- [What needs to be done] Look through the material below and give the number of lines where the string "link" occurs, with nothing added.
(Study material Opens)
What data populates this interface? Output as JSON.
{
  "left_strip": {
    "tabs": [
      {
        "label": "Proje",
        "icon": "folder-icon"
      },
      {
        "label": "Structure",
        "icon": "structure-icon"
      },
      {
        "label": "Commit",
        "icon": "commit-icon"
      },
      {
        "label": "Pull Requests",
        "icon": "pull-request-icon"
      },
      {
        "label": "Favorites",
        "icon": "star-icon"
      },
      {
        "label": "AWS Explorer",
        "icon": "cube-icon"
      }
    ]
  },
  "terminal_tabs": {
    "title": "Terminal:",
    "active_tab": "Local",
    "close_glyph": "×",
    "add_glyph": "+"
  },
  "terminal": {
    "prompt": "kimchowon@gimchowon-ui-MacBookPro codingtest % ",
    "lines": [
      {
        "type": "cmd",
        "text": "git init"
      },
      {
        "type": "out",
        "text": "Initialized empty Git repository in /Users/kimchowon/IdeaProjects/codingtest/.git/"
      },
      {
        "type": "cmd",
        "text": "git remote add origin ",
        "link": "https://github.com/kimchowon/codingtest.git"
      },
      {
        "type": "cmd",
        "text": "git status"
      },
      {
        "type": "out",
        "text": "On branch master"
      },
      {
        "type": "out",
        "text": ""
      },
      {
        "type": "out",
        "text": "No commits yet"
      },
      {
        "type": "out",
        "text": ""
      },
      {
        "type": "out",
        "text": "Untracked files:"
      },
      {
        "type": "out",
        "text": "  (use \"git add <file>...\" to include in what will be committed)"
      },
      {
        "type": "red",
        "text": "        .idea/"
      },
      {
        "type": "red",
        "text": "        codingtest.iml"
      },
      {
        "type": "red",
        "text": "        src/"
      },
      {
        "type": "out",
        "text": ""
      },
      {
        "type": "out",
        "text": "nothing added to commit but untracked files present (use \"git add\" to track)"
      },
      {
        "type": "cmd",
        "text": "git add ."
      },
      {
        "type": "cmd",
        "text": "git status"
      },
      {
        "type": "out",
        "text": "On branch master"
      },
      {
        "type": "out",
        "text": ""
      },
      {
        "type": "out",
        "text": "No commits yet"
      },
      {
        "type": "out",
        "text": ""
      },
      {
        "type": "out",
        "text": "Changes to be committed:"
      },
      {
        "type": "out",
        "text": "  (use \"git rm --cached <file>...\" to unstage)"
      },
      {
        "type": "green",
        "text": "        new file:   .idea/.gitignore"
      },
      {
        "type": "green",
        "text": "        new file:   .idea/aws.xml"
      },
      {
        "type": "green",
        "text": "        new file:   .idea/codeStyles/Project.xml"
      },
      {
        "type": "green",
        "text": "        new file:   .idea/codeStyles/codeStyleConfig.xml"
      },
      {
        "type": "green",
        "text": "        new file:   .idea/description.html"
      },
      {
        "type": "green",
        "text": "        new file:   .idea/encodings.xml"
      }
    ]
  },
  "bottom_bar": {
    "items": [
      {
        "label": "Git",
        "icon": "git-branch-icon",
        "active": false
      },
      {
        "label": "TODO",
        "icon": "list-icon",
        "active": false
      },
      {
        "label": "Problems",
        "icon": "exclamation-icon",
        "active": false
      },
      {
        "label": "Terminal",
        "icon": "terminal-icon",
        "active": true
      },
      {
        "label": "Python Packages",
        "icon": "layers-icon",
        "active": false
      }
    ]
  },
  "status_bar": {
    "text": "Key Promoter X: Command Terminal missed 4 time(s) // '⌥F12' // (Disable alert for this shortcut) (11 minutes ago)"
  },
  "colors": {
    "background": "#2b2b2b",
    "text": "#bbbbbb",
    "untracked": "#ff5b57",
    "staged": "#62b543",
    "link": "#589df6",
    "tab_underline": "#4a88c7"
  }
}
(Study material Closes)
- [Task solution] 2